* Aim of the task
The output should consist solely of the line containing "Decode this image" and all lines after it through the final line of the entries below, reproduced exactly.

* Data for processing
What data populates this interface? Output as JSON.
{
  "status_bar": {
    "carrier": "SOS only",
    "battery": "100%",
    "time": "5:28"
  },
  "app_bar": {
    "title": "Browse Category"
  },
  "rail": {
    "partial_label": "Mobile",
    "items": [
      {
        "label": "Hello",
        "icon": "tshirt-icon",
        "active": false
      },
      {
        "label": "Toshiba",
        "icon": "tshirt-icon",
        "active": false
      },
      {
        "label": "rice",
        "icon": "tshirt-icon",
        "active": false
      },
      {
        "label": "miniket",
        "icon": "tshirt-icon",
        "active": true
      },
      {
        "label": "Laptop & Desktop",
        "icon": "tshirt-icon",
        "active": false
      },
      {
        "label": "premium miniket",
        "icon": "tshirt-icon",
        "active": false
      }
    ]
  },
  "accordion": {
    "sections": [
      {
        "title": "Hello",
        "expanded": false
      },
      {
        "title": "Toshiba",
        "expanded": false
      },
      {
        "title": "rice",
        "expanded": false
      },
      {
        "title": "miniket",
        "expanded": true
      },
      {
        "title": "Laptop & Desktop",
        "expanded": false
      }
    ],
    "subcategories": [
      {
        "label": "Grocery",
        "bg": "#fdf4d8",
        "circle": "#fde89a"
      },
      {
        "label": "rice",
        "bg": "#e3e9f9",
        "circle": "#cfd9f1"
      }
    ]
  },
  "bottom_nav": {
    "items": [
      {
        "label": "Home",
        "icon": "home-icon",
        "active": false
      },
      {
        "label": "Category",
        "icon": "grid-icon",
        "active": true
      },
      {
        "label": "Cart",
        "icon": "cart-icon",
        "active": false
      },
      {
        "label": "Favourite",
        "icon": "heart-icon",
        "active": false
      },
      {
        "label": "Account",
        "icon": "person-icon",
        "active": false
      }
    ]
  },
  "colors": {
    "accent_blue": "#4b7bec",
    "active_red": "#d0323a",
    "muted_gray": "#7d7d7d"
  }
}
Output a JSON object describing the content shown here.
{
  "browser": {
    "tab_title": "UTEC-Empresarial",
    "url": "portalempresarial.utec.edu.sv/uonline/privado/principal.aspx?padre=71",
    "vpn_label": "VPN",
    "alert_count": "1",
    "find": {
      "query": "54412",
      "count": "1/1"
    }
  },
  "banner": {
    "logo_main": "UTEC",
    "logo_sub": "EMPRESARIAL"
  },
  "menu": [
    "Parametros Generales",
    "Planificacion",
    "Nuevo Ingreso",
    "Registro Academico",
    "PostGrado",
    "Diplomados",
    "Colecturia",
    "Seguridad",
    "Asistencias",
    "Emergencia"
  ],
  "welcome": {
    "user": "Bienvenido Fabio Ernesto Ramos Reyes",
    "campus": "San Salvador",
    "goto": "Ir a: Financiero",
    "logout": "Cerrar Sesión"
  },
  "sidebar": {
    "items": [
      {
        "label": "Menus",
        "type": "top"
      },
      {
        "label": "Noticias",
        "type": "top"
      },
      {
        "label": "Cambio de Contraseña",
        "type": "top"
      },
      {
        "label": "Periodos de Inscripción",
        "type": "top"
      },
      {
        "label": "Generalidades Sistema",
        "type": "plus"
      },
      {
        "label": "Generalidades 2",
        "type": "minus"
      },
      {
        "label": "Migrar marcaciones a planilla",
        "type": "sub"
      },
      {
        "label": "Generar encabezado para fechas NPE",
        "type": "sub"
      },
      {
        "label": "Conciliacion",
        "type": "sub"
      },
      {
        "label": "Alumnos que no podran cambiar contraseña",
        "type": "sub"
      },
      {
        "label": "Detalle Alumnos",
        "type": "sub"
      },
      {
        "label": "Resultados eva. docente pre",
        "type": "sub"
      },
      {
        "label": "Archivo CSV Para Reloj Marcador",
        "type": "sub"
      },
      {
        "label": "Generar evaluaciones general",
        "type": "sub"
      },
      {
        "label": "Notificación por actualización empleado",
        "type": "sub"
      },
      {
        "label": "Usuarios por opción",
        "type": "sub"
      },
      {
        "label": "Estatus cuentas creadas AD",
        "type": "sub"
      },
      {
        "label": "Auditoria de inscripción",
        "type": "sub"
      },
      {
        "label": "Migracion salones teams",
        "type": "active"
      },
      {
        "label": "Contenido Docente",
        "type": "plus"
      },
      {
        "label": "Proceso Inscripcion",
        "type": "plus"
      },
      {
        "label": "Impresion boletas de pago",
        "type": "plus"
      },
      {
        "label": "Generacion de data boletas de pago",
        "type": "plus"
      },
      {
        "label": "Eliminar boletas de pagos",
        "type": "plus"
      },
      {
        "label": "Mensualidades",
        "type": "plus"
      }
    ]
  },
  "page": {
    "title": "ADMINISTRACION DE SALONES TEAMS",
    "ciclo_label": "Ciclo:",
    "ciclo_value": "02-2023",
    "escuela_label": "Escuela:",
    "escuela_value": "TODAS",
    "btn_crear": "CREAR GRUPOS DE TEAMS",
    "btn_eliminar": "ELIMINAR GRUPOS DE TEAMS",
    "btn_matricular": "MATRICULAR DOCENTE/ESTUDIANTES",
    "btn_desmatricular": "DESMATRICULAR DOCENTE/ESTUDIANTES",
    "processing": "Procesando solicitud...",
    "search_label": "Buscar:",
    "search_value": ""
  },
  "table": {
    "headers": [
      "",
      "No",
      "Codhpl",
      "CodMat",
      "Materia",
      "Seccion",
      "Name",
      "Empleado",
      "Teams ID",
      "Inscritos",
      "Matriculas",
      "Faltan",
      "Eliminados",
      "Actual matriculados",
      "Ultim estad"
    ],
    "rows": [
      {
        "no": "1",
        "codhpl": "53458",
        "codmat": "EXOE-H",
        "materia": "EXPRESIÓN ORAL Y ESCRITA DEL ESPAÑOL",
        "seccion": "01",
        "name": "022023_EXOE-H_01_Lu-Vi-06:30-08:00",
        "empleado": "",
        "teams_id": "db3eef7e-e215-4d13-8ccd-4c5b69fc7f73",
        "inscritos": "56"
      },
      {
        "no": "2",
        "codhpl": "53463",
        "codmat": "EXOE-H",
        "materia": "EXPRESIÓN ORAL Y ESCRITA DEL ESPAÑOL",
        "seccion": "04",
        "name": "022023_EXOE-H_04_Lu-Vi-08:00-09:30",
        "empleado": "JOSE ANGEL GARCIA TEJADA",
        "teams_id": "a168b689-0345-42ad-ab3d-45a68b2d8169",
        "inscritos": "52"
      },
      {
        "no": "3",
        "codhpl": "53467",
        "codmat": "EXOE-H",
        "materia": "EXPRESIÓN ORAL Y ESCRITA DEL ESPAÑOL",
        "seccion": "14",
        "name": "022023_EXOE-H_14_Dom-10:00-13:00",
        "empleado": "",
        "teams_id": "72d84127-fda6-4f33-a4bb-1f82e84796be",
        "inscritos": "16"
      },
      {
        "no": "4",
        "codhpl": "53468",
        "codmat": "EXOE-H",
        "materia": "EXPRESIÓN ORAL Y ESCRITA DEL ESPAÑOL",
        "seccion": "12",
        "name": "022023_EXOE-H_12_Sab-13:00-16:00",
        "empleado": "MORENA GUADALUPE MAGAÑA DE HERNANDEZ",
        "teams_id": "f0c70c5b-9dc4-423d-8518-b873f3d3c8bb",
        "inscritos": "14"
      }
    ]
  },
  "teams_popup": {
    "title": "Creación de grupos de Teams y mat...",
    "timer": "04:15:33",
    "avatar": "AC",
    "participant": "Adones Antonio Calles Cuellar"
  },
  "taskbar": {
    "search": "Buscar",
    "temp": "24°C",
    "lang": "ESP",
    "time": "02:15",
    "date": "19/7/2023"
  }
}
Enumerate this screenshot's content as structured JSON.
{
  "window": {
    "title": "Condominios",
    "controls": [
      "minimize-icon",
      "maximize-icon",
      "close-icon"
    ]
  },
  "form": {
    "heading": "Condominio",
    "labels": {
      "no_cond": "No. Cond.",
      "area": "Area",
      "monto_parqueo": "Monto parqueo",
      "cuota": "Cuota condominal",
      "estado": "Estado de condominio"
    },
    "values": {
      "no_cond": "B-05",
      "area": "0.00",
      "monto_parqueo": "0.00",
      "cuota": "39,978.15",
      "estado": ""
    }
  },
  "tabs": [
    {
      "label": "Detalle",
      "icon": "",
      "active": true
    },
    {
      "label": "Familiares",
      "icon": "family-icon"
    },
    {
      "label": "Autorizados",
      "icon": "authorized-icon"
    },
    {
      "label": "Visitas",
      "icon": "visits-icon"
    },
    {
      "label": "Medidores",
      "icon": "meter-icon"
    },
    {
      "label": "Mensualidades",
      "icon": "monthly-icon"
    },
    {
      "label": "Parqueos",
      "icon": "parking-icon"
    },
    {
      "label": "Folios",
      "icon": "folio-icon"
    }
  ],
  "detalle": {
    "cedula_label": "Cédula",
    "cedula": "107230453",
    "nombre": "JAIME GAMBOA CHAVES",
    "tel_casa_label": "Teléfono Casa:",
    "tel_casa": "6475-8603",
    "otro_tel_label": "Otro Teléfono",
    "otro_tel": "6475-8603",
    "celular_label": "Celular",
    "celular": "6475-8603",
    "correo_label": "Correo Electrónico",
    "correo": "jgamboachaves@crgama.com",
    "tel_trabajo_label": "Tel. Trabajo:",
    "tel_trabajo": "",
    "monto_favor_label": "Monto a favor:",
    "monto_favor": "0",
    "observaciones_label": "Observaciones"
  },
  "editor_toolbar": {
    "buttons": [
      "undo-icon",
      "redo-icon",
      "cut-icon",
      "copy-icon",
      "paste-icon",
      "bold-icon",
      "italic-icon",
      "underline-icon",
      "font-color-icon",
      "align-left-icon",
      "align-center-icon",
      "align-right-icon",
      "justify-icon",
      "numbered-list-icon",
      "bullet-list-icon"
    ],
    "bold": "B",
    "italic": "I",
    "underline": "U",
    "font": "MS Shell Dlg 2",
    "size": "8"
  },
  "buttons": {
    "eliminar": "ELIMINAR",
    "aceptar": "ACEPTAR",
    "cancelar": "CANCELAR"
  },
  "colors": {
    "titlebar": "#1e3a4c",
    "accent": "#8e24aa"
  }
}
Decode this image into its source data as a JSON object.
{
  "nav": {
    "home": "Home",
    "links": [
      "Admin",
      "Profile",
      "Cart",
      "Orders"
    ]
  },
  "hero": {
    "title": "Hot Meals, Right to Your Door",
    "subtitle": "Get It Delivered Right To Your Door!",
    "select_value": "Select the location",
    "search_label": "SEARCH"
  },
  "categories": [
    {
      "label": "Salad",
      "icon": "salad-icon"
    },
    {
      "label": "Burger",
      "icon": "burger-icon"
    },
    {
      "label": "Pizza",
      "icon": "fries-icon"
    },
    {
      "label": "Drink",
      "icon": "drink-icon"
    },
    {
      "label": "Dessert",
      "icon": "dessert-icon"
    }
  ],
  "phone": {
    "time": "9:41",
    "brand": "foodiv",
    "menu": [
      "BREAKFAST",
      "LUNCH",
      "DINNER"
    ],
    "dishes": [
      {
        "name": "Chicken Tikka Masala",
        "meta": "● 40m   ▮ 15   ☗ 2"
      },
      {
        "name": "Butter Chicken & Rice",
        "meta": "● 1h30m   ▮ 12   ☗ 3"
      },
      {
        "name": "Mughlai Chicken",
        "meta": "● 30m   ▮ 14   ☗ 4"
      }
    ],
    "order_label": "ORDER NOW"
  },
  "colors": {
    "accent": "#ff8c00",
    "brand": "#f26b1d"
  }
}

* Answer for this exercise
Decode this image into its source data as a JSON object.
{
  "nav": {
    "home": "Home",
    "links": [
      "Admin",
      "Profile",
      "Cart",
      "Orders"
    ]
  },
  "hero": {
    "title": "Hot Meals, Right to Your Door",
    "subtitle": "Get It Delivered Right To Your Door!",
    "select_value": "Select the location",
    "search_label": "SEARCH"
  },
  "categories": [
    {
      "label": "Salad",
      "icon": "salad-icon"
    },
    {
      "label": "Burger",
      "icon": "burger-icon"
    },
    {
      "label": "Pizza",
      "icon": "fries-icon"
    },
    {
      "label": "Drink",
      "icon": "drink-icon"
    },
    {
      "label": "Dessert",
      "icon": "dessert-icon"
    }
  ],
  "phone": {
    "time": "9:41",
    "brand": "foodiv",
    "menu": [
      "BREAKFAST",
      "LUNCH",
      "DINNER"
    ],
    "dishes": [
      {
        "name": "Chicken Tikka Masala",
        "meta": "● 40m   ▮ 15   ☗ 2"
      },
      {
        "name": "Butter Chicken & Rice",
        "meta": "● 1h30m   ▮ 12   ☗ 3"
      },
      {
        "name": "Mughlai Chicken",
        "meta": "● 30m   ▮ 14   ☗ 4"
      }
    ],
    "order_label": "ORDER NOW"
  },
  "colors": {
    "accent": "#ff8c00",
    "brand": "#f26b1d"
  }
}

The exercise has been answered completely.